Boston sports fans will want to pick up a copy of this book as the short story of each game will bring back great memories or let the fans learn a little history about their favorite teams.  Even those who are not Boston fans, like myself, but always like to find books like this for trivia information and a good debate will enjoy it just as well.

I wish to thank Mr. Sneddon for providing a copy of the book in exchange for an honest review.

Book Format Read:
Paperback

Buying links:

Wednesday, April 12, 2017

Reveiew of "The Cubs Way"

Having been a fan of Tom Verducci's work for Sports Illustrated and ESPN, I was thrilled to learn that he wrote a book on the 2016 Chicago Cubs.  Then when I saw he also narrated the audio version of the book, I knew I had to pick up a copy of the audiobook. Sometimes when I look so forward to a book like this, it lets me down because of the high expectations.  That was not the case with this one - an outstanding book on an outstanding baseball team. Here is my review of "The Cubs Way."


Title/Author:
“The Cubs Way: The Zen of Building the Best Team in Baseball and Breaking the Curse” by Tom Verducci

Tags:
Baseball, history, Cubs, championship, audiobook

Publish date:
March 28, 2017

Length:
396 pages

Rating: 
5 of 5 stars (outstanding)

Review:
Nearly everyone, including non-baseball fans, is aware of the story of the Chicago Cubs during the 2016 season.  Having not won the World Series since 1908, the team was led by a core of young position players and not only compiled the best record in baseball, they broke the so-called “curse” and defeated the Cleveland Indians in a thrilling 7-game World Series.  The story of how this championship team was built is told in this outstanding book by Sports Illustrated writer Tom Verducci.  He also narrated the audiobook, which was also done well.  Authors who narrate the audio version of their books help to lend an air of authority to the work.

The story of the team is told mostly through extensive interviews with Cubs president Theo Epstein and field manager Joe Maddon.  Both of them have ideas and viewpoints that go against the traditional way of building and managing a winning team, something that is noteworthy in the usually conservative business of baseball.  For example, many teams try to build their teams through pitching as there are plenty of clich├ęs and conventional thoughts that state pitching is more important. 

However, Epstein didn’t follow that model.  Instead, he concentrated on obtaining a core of talented position players who would live up to his standards for talent, character and leadership.  Between trades and the draft, Epstein found his core players.  First baseman Anthony Rizzo (trade), third baseman Kris Bryant (draft), catcher/outfielder Kyle Schwarber (draft) and shortstop Addison Russell (trade) make up that core and Verducci tells the reader why each of these players are so important to the team.  Oh, and as for pitchers – through some shrewd trades and free agent signings of veterans like Jon Lester and Jake Arrietta, that was addressed as well.

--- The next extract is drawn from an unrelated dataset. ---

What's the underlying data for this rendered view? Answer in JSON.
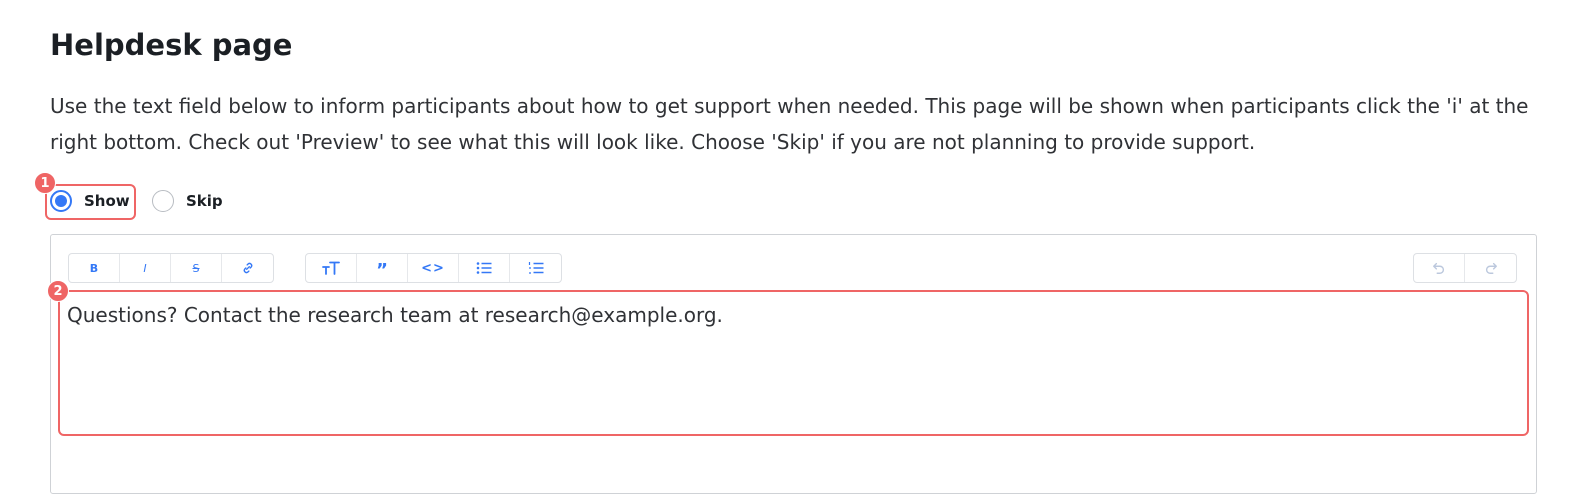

The best and most extensive writing, however, is saved for the lengthy passages about Maddon and his unorthodox approach to running his team.  Having already achieved success with the Tampa Bay Rays, Maddon’s complete story with the Cubs is captured with humor, detail and inside information that he was more than happy to share with Verducci. The reader will feel like he or she is part of the Cubs clubhouse – which is one of those important details that helped change the culture of the team after it underwent a multi-million dollar upgrade.

If Cubs fans read only one book about their team’s magical 2016 season, this is the one they must read.  Even readers like me who are not Cubs fans but want to read about an excellent baseball team, this book should be added to their libraries.  Verducci can certainly fly the “W” with this winner of a book.

Book Format Read:
Audiobook

Buying links: